Identify your CPU’s VID Voltage
Then log back in to Ubuntu and stress your system for 5 minutes using MPrime blend mode; WARNING: Do NOT use IBT or Lynpack methods. At least we personally try to keep avoiding excessive stressing tools. While you’ll have been stressing with MPrime, please open our Xray monitoring script and observe the Vcore behaviour. This, my friends, is your actual stock Vcore ( aka VID ).
Test default settings
Go back into BIOS and set your Vcore to VID’s value. Then stress your system for a couple of hours (8 to 24 hours) just to make sure that you are stable at stock settings. If during testing you don’t notice anything unusual, such as artifacts, instant restart etc, it means your system’s rock stable and ready to be overclocked.
Congratulations! Now your system is under your full control, since there is no any auto-adjust feature enable in BIOS, but only your manual settings. To start off with overclocking procedure, please understand that different approach applies in different platforms, meaning you have to identify first your processor’s generation. If can’t do this, it’s recommended to check your motherboard’s LGA socket, and thus identify your CPU’s generation indirectly.

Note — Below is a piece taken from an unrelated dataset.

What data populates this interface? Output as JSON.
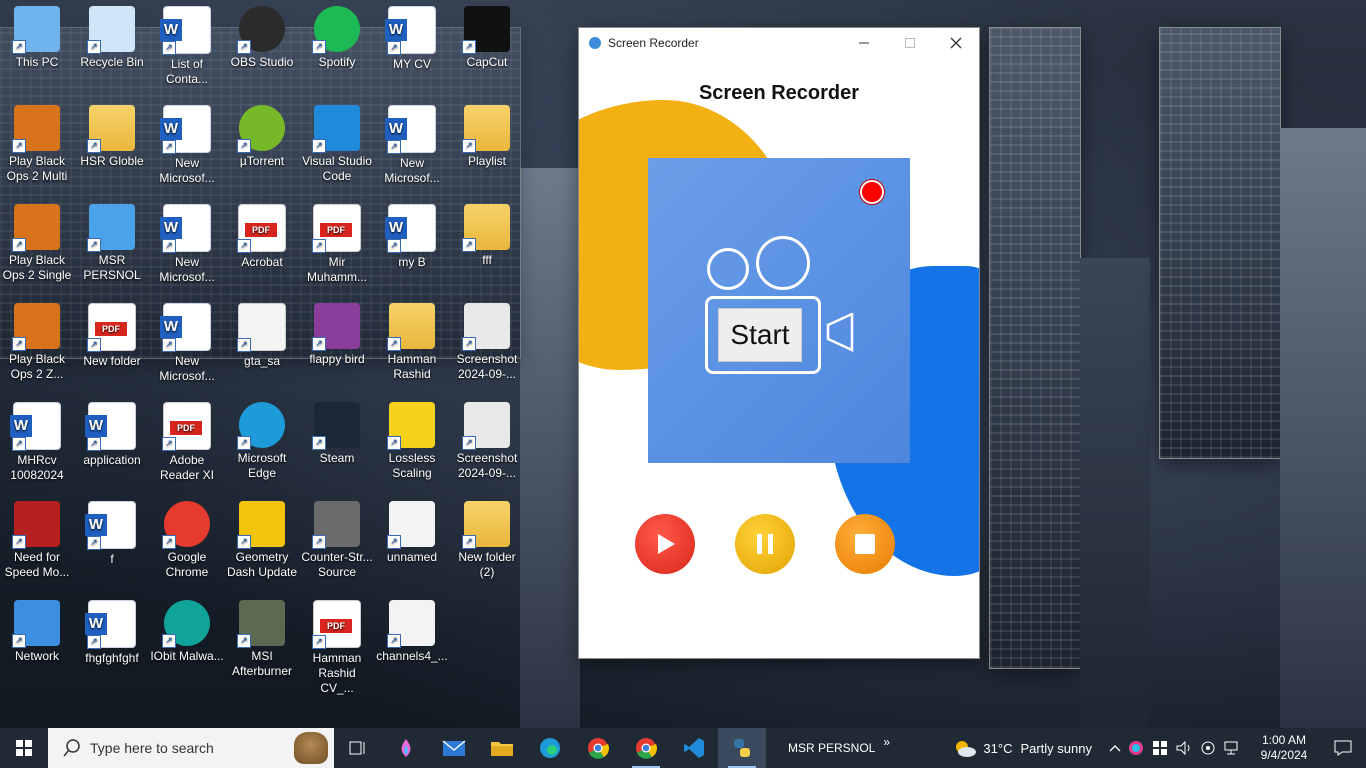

Please select your processor’s generation below:
- Generation (2008 models) – Nehalem architecture | 1156/1366 socket
- Generation (2010 models) – E/SandyBridge architecture | 2011/1155 socket

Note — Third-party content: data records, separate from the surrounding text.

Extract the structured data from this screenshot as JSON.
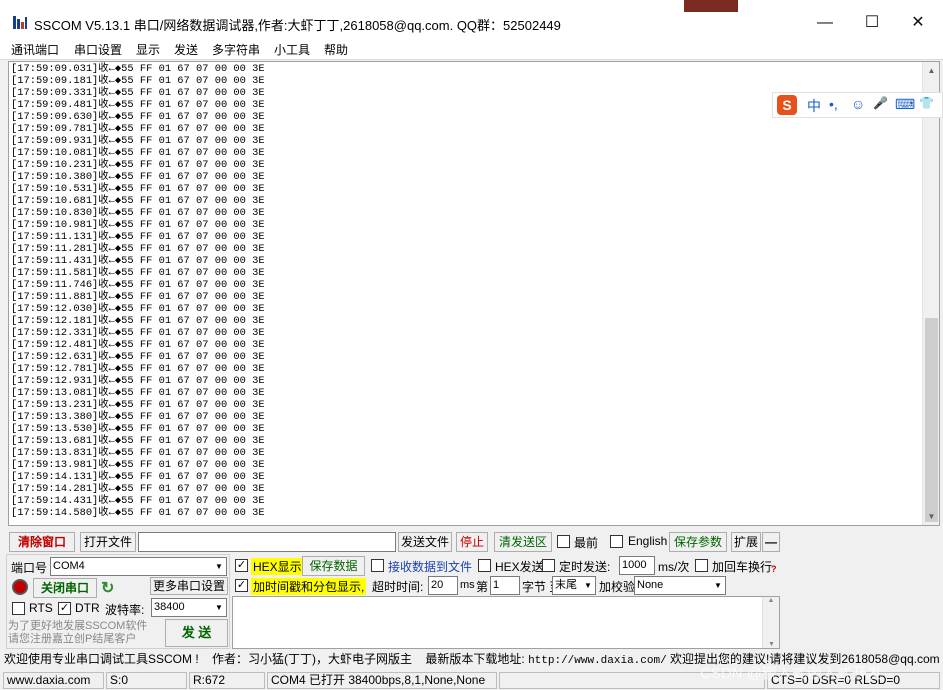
{
  "window": {
    "title": "SSCOM V5.13.1 串口/网络数据调试器,作者:大虾丁丁,2618058@qq.com. QQ群：52502449",
    "minimize": "—",
    "maximize": "☐",
    "close": "✕"
  },
  "menu": [
    "通讯端口",
    "串口设置",
    "显示",
    "发送",
    "多字符串",
    "小工具",
    "帮助"
  ],
  "receive_log": {
    "payload": "55 FF 01 67 07 00 00 3E",
    "direction": "收←◆",
    "timestamps": [
      "17:59:09.031",
      "17:59:09.181",
      "17:59:09.331",
      "17:59:09.481",
      "17:59:09.630",
      "17:59:09.781",
      "17:59:09.931",
      "17:59:10.081",
      "17:59:10.231",
      "17:59:10.380",
      "17:59:10.531",
      "17:59:10.681",
      "17:59:10.830",
      "17:59:10.981",
      "17:59:11.131",
      "17:59:11.281",
      "17:59:11.431",
      "17:59:11.581",
      "17:59:11.746",
      "17:59:11.881",
      "17:59:12.030",
      "17:59:12.181",
      "17:59:12.331",
      "17:59:12.481",
      "17:59:12.631",
      "17:59:12.781",
      "17:59:12.931",
      "17:59:13.081",
      "17:59:13.231",
      "17:59:13.380",
      "17:59:13.530",
      "17:59:13.681",
      "17:59:13.831",
      "17:59:13.981",
      "17:59:14.131",
      "17:59:14.281",
      "17:59:14.431",
      "17:59:14.580"
    ]
  },
  "ime_toolbar": {
    "logo": "S",
    "items": [
      "中",
      "•,",
      "☺",
      "🎤",
      "⌨",
      "👕"
    ]
  },
  "toolbar": {
    "clear_window": "清除窗口",
    "open_file": "打开文件",
    "file_path": "",
    "send_file": "发送文件",
    "stop": "停止",
    "clear_send": "清发送区",
    "topmost": "最前",
    "english": "English",
    "save_params": "保存参数",
    "expand": "扩展",
    "collapse": "—"
  },
  "port": {
    "port_label": "端口号",
    "port_value": "COM4",
    "close_port": "关闭串口",
    "more_settings": "更多串口设置",
    "rts": "RTS",
    "dtr": "DTR",
    "baud_label": "波特率:",
    "baud_value": "38400",
    "promo": "为了更好地发展SSCOM软件\n请您注册嘉立创P结尾客户",
    "send": "发 送"
  },
  "options": {
    "hex_display": "HEX显示",
    "save_data": "保存数据",
    "recv_to_file": "接收数据到文件",
    "hex_send": "HEX发送",
    "timed_send": "定时发送:",
    "interval": "1000",
    "interval_unit": "ms/次",
    "add_crlf": "加回车换行",
    "timestamp": "加时间戳和分包显示,",
    "timeout_label": "超时时间:",
    "timeout_value": "20",
    "timeout_unit": "ms",
    "byte_prefix": "第",
    "byte_index": "1",
    "byte_to": "字节 至",
    "byte_end": "末尾",
    "checksum_label": "加校验",
    "checksum_value": "None",
    "send_text": ""
  },
  "ticker": {
    "welcome": "欢迎使用专业串口调试工具SSCOM !",
    "author": "作者：习小猛(丁丁)，大虾电子网版主",
    "download_label": "最新版本下载地址:",
    "download_url": "http://www.daxia.com/",
    "feedback": "欢迎提出您的建议!请将建议发到2618058@qq.com"
  },
  "statusbar": {
    "site": "www.daxia.com",
    "sent": "S:0",
    "received": "R:672",
    "port_status": "COM4 已打开  38400bps,8,1,None,None",
    "lines": "CTS=0 DSR=0 RLSD=0"
  },
  "watermark": "CSDN @嵌入式嵌入式开发",
  "colors": {
    "accent_green": "#006400",
    "highlight_yellow": "#ffff00",
    "stop_red": "#c00000"
  }
}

- Generation (2012 models) – Ivy Bridge architecture | 2011/1155 socket